# [PROBLEM DETAILS]
I'd like every entry returned exactly as it is, with the images left out.

# [DATA]
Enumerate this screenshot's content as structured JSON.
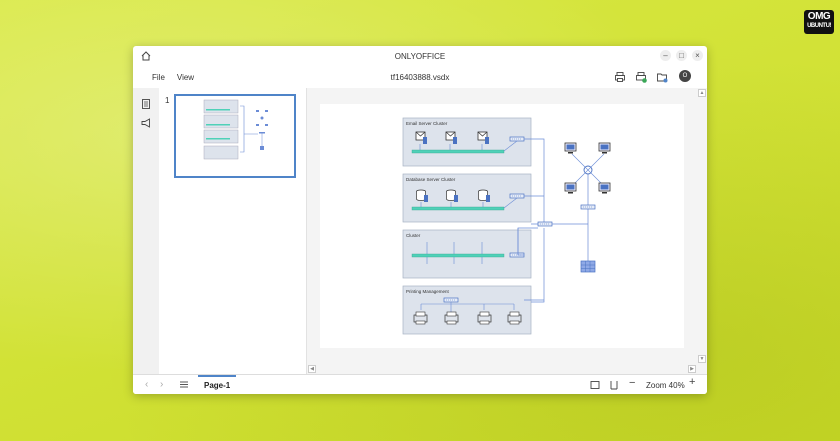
{
  "brand": {
    "logo_top": "OMG",
    "logo_sub": "UBUNTU!"
  },
  "window": {
    "app_title": "ONLYOFFICE",
    "file_name": "tf16403888.vsdx",
    "accent": "#4f84c8"
  },
  "menu": {
    "file": "File",
    "view": "View"
  },
  "user": {
    "initial": "O"
  },
  "thumbnail": {
    "number": "1"
  },
  "diagram": {
    "panels": [
      {
        "title": "Email Server Cluster"
      },
      {
        "title": "Database Server Cluster"
      },
      {
        "title": "Cluster"
      },
      {
        "title": "Printing Management"
      }
    ]
  },
  "status": {
    "page_tab": "Page-1",
    "zoom": "Zoom 40%"
  }
}
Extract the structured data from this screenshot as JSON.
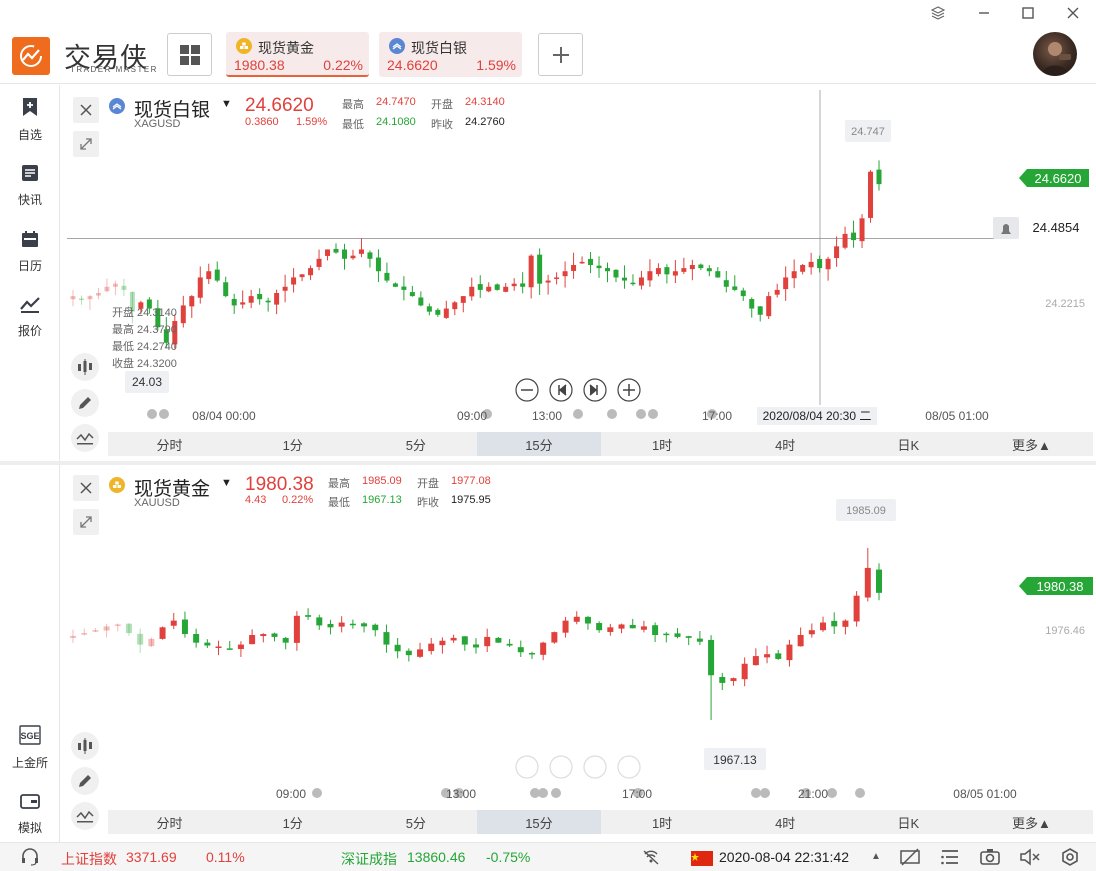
{
  "app": {
    "name": "交易侠",
    "subtitle": "TRADER MASTER"
  },
  "tabs": [
    {
      "name": "现货黄金",
      "price": "1980.38",
      "change": "0.22%",
      "icon": "gold-icon",
      "active": true
    },
    {
      "name": "现货白银",
      "price": "24.6620",
      "change": "1.59%",
      "icon": "silver-icon",
      "active": false
    }
  ],
  "sidebar": [
    {
      "label": "自选",
      "icon": "bookmark-add-icon"
    },
    {
      "label": "快讯",
      "icon": "news-icon"
    },
    {
      "label": "日历",
      "icon": "calendar-icon"
    },
    {
      "label": "报价",
      "icon": "quote-chart-icon"
    },
    {
      "label": "上金所",
      "icon": "sge-icon"
    },
    {
      "label": "模拟",
      "icon": "wallet-icon"
    }
  ],
  "silver": {
    "name": "现货白银",
    "symbol": "XAGUSD",
    "price": "24.6620",
    "change": "0.3860",
    "pct": "1.59%",
    "high_label": "最高",
    "high": "24.7470",
    "open_label": "开盘",
    "open": "24.3140",
    "low_label": "最低",
    "low": "24.1080",
    "prev_label": "昨收",
    "prev": "24.2760",
    "peak": "24.747",
    "current_tag": "24.6620",
    "cross_price": "24.4854",
    "ref_price": "24.2215",
    "low_tag": "24.03",
    "ohlc": {
      "open": "开盘 24.3140",
      "high": "最高 24.3790",
      "low": "最低 24.2740",
      "close": "收盘 24.3200"
    },
    "x_labels": [
      "08/04 00:00",
      "09:00",
      "13:00",
      "17:00",
      "08/05 01:00"
    ],
    "cross_time": "2020/08/04 20:30 二"
  },
  "gold": {
    "name": "现货黄金",
    "symbol": "XAUUSD",
    "price": "1980.38",
    "change": "4.43",
    "pct": "0.22%",
    "high_label": "最高",
    "high": "1985.09",
    "open_label": "开盘",
    "open": "1977.08",
    "low_label": "最低",
    "low": "1967.13",
    "prev_label": "昨收",
    "prev": "1975.95",
    "peak": "1985.09",
    "current_tag": "1980.38",
    "ref_price": "1976.46",
    "low_tag": "1967.13",
    "x_labels": [
      "09:00",
      "13:00",
      "17:00",
      "21:00",
      "08/05 01:00"
    ]
  },
  "timeframes": [
    "分时",
    "1分",
    "5分",
    "15分",
    "1时",
    "4时",
    "日K",
    "更多▲"
  ],
  "selected_timeframe": "15分",
  "status": {
    "idx1_name": "上证指数",
    "idx1_val": "3371.69",
    "idx1_pct": "0.11%",
    "idx2_name": "深证成指",
    "idx2_val": "13860.46",
    "idx2_pct": "-0.75%",
    "datetime": "2020-08-04 22:31:42"
  },
  "colors": {
    "up": "#e0413c",
    "down": "#25a636",
    "accent": "#ef6b1e"
  },
  "chart_data": [
    {
      "type": "candlestick",
      "title": "现货白银",
      "symbol": "XAGUSD",
      "current": 24.662,
      "high": 24.747,
      "low": 24.03,
      "ylim": [
        23.95,
        24.85
      ],
      "closes": [
        24.3,
        24.29,
        24.3,
        24.31,
        24.33,
        24.34,
        24.32,
        24.25,
        24.28,
        24.26,
        24.2,
        24.15,
        24.22,
        24.27,
        24.3,
        24.36,
        24.38,
        24.35,
        24.3,
        24.27,
        24.28,
        24.3,
        24.29,
        24.28,
        24.31,
        24.33,
        24.36,
        24.37,
        24.39,
        24.42,
        24.45,
        24.44,
        24.42,
        24.43,
        24.45,
        24.42,
        24.38,
        24.35,
        24.33,
        24.32,
        24.3,
        24.27,
        24.25,
        24.24,
        24.26,
        24.28,
        24.3,
        24.33,
        24.32,
        24.33,
        24.32,
        24.33,
        24.34,
        24.33,
        24.43,
        24.34,
        24.35,
        24.36,
        24.38,
        24.4,
        24.41,
        24.4,
        24.39,
        24.38,
        24.36,
        24.35,
        24.34,
        24.36,
        24.38,
        24.39,
        24.37,
        24.38,
        24.39,
        24.4,
        24.39,
        24.38,
        24.36,
        24.33,
        24.32,
        24.3,
        24.26,
        24.24,
        24.3,
        24.32,
        24.36,
        24.38,
        24.4,
        24.41,
        24.39,
        24.42,
        24.46,
        24.5,
        24.48,
        24.55,
        24.7,
        24.66
      ]
    }
  ]
}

# [ANSWER TO THIS EXERCISE]
Enumerate this screenshot's content as structured JSON.
{
  "brand": {
    "logo_top": "OMG",
    "logo_sub": "UBUNTU!"
  },
  "window": {
    "app_title": "ONLYOFFICE",
    "file_name": "tf16403888.vsdx",
    "accent": "#4f84c8"
  },
  "menu": {
    "file": "File",
    "view": "View"
  },
  "user": {
    "initial": "O"
  },
  "thumbnail": {
    "number": "1"
  },
  "diagram": {
    "panels": [
      {
        "title": "Email Server Cluster"
      },
      {
        "title": "Database Server Cluster"
      },
      {
        "title": "Cluster"
      },
      {
        "title": "Printing Management"
      }
    ]
  },
  "status": {
    "page_tab": "Page-1",
    "zoom": "Zoom 40%"
  }
}
Extract the structured data from this screenshot as JSON.
{
  "app": {
    "name": "交易侠",
    "subtitle": "TRADER MASTER"
  },
  "tabs": [
    {
      "name": "现货黄金",
      "price": "1980.38",
      "change": "0.22%",
      "icon": "gold-icon",
      "active": true
    },
    {
      "name": "现货白银",
      "price": "24.6620",
      "change": "1.59%",
      "icon": "silver-icon",
      "active": false
    }
  ],
  "sidebar": [
    {
      "label": "自选",
      "icon": "bookmark-add-icon"
    },
    {
      "label": "快讯",
      "icon": "news-icon"
    },
    {
      "label": "日历",
      "icon": "calendar-icon"
    },
    {
      "label": "报价",
      "icon": "quote-chart-icon"
    },
    {
      "label": "上金所",
      "icon": "sge-icon"
    },
    {
      "label": "模拟",
      "icon": "wallet-icon"
    }
  ],
  "silver": {
    "name": "现货白银",
    "symbol": "XAGUSD",
    "price": "24.6620",
    "change": "0.3860",
    "pct": "1.59%",
    "high_label": "最高",
    "high": "24.7470",
    "open_label": "开盘",
    "open": "24.3140",
    "low_label": "最低",
    "low": "24.1080",
    "prev_label": "昨收",
    "prev": "24.2760",
    "peak": "24.747",
    "current_tag": "24.6620",
    "cross_price": "24.4854",
    "ref_price": "24.2215",
    "low_tag": "24.03",
    "ohlc": {
      "open": "开盘 24.3140",
      "high": "最高 24.3790",
      "low": "最低 24.2740",
      "close": "收盘 24.3200"
    },
    "x_labels": [
      "08/04 00:00",
      "09:00",
      "13:00",
      "17:00",
      "08/05 01:00"
    ],
    "cross_time": "2020/08/04 20:30 二"
  },
  "gold": {
    "name": "现货黄金",
    "symbol": "XAUUSD",
    "price": "1980.38",
    "change": "4.43",
    "pct": "0.22%",
    "high_label": "最高",
    "high": "1985.09",
    "open_label": "开盘",
    "open": "1977.08",
    "low_label": "最低",
    "low": "1967.13",
    "prev_label": "昨收",
    "prev": "1975.95",
    "peak": "1985.09",
    "current_tag": "1980.38",
    "ref_price": "1976.46",
    "low_tag": "1967.13",
    "x_labels": [
      "09:00",
      "13:00",
      "17:00",
      "21:00",
      "08/05 01:00"
    ]
  },
  "timeframes": [
    "分时",
    "1分",
    "5分",
    "15分",
    "1时",
    "4时",
    "日K",
    "更多▲"
  ],
  "selected_timeframe": "15分",
  "status": {
    "idx1_name": "上证指数",
    "idx1_val": "3371.69",
    "idx1_pct": "0.11%",
    "idx2_name": "深证成指",
    "idx2_val": "13860.46",
    "idx2_pct": "-0.75%",
    "datetime": "2020-08-04 22:31:42"
  },
  "colors": {
    "up": "#e0413c",
    "down": "#25a636",
    "accent": "#ef6b1e"
  },
  "chart_data": [
    {
      "type": "candlestick",
      "title": "现货白银",
      "symbol": "XAGUSD",
      "current": 24.662,
      "high": 24.747,
      "low": 24.03,
      "ylim": [
        23.95,
        24.85
      ],
      "closes": [
        24.3,
        24.29,
        24.3,
        24.31,
        24.33,
        24.34,
        24.32,
        24.25,
        24.28,
        24.26,
        24.2,
        24.15,
        24.22,
        24.27,
        24.3,
        24.36,
        24.38,
        24.35,
        24.3,
        24.27,
        24.28,
        24.3,
        24.29,
        24.28,
        24.31,
        24.33,
        24.36,
        24.37,
        24.39,
        24.42,
        24.45,
        24.44,
        24.42,
        24.43,
        24.45,
        24.42,
        24.38,
        24.35,
        24.33,
        24.32,
        24.3,
        24.27,
        24.25,
        24.24,
        24.26,
        24.28,
        24.3,
        24.33,
        24.32,
        24.33,
        24.32,
        24.33,
        24.34,
        24.33,
        24.43,
        24.34,
        24.35,
        24.36,
        24.38,
        24.4,
        24.41,
        24.4,
        24.39,
        24.38,
        24.36,
        24.35,
        24.34,
        24.36,
        24.38,
        24.39,
        24.37,
        24.38,
        24.39,
        24.4,
        24.39,
        24.38,
        24.36,
        24.33,
        24.32,
        24.3,
        24.26,
        24.24,
        24.3,
        24.32,
        24.36,
        24.38,
        24.4,
        24.41,
        24.39,
        24.42,
        24.46,
        24.5,
        24.48,
        24.55,
        24.7,
        24.66
      ]
    }
  ]
}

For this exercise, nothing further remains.